The old man drained his goblet to the dregs, and then turned a flushed face upon the Englishman and laid his hand upon his sword. My dear love had no thoughts of prudence left, for Melinza's words had been a direct charge of cowardice, so for all answer he took the frail goblet from the table and threw it in the younger Spaniard's face.

"If the little Margarita believed Melinza's pretty fable about Habana, and the excellent company there which his wife would enjoy, 'tis no wonder that she made a tangle of her own little web." "But Doña Orosia, think you he would deal unfairly with me? His words rang so true even a bad man may love honestly! And if I trifle with the one saving virtue in his heart, will it not be a grievous sin?"

I had already pictured him, in my thoughts, as a man of commanding presence, with keen, dark eyes set in a stern countenance; crisp, curling locks such as Melinza's but silvered lightly on the temples; an air of potency, of fire, as though his bold spirit defied the heavy hand of time.

I was thankful for Melinza's absence, for to play at love-making that night would have been beyond my powers. At first I could eat nothing; but an urgent glance from Doña Orosia, and the thought of what need there would be for all my strength prompted me to force some morsels, in spite of the convulsive swelling of my throat.

"'Tis not at the court of our Charles only that kissing, or promotion, goes by favour!" was his answer, in a quick aside. Then he met the advancing dignitary and responded with grave punctilio to the suave welcome that was accorded us. Melinza's part was that of master of ceremonies on this occasion.

But 'twas not alone for myself that I feared: the thought of my dear love in Melinza's power terrified me more than aught else, yet I dared not put my suspicions into words. I tried hard to control my voice as I implored that I might be taken back to the fort and to Mr. Rivers. "Is it for the Englishman, or Melinza, that you are weeping?" demanded my companion sharply. "Madame!"

"I will forget him, madame, when I cease to remember the treachery of those who called themselves his entertainers." She flushed angrily. "Your tongue has more of spirit than your face. I wonder that you have the courage to say this to me." "I dare, because I have nothing more to lose, madame!" "Say you so? Would you rather I gave you into Melinza's keeping?" "Nay!"

Sometimes I think it would have been far better had he left me to follow my own course. There are some men who need only a hint of rivalry to spur them on where of their own choice they had never thought to adventure. Melinza's attentions did not diminish, while his manner toward Mr. Rivers lost in cordiality as time went on.
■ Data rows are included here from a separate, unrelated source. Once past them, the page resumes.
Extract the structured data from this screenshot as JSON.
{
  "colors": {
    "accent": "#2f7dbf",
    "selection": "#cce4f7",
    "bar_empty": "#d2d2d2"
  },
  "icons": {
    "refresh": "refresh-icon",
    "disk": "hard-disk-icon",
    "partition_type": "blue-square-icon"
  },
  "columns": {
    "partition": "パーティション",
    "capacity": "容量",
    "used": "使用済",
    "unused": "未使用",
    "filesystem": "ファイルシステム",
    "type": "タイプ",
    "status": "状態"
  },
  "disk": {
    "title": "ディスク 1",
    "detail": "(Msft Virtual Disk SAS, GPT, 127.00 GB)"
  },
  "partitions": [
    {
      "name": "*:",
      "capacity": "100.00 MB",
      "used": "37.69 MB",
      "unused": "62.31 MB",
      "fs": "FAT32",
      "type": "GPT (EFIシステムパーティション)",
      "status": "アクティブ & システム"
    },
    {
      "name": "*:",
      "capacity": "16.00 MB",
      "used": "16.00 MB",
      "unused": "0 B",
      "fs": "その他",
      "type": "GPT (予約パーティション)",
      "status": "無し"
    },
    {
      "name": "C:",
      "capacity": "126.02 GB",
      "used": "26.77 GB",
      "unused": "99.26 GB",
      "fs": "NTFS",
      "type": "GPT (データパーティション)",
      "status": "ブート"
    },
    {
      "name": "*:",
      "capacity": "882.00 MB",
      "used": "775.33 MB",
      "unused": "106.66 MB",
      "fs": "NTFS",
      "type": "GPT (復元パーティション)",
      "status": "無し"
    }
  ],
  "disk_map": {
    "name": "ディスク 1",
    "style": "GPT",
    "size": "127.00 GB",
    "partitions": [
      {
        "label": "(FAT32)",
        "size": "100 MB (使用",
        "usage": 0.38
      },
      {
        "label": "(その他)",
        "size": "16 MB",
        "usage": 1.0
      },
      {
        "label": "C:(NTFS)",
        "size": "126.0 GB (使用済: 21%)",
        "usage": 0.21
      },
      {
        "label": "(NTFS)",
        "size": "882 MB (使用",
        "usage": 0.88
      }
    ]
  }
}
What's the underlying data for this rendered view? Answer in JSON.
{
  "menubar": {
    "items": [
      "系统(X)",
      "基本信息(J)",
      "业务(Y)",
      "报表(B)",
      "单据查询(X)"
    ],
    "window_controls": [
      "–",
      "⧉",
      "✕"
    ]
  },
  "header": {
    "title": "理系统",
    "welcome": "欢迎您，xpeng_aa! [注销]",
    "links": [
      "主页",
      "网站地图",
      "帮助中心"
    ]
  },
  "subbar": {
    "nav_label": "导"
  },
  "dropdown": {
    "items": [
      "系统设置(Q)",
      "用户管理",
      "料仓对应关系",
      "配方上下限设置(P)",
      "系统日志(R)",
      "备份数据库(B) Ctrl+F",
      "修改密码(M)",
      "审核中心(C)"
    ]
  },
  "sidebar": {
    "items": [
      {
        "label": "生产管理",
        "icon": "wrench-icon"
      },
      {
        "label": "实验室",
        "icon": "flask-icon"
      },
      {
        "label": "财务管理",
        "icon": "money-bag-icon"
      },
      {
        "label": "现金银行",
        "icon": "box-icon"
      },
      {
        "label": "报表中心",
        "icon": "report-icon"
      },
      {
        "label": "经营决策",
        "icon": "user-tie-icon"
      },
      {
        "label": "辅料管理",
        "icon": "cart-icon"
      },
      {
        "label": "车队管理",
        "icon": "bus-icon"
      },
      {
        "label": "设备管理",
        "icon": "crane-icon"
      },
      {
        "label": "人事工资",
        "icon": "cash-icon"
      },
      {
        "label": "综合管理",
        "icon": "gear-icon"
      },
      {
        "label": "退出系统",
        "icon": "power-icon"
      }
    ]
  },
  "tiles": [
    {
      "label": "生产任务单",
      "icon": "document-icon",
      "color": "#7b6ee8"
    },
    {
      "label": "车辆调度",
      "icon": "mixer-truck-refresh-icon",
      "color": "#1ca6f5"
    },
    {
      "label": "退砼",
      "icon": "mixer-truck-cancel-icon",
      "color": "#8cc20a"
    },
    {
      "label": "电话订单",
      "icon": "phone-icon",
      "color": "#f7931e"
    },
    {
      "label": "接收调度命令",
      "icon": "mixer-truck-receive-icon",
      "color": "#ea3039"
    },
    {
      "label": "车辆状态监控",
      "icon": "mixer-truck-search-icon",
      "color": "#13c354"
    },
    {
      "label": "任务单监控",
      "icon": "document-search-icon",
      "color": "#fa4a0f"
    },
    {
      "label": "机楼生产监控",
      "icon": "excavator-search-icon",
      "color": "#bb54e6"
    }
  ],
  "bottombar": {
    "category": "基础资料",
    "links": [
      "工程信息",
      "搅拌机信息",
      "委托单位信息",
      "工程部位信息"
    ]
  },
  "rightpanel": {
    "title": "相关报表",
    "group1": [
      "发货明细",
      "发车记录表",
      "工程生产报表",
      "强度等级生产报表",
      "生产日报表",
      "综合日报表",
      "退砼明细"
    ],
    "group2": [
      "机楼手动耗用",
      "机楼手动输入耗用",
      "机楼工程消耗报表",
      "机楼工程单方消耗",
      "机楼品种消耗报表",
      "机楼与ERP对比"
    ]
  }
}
Melinza's hand went to his sword; he drew the blade and held it to my dear love's throat. At last my voice came back to me; I laid my hand upon the Spaniard's arm. "Spare the man, Don Pedro! I like not the sight of blood!" Then I saw mortal agony in a brave man's eyes. He made no move to rise, but lay there at my feet and looked at me. "Margaret Tudor," he said, "do you love me still?"

'Tis something better than either Padre Ignacio's hut or Melinza's galley, is it not? Are you content to remain?" "Madame," I said desperately, "do with me what you will; only see, I pray you, that my betrothed comes to no harm." "What should harm him?" she demanded. "Is he not the guest of my husband?" "His guest, madame, or his prisoner?" She gave me a keen glance.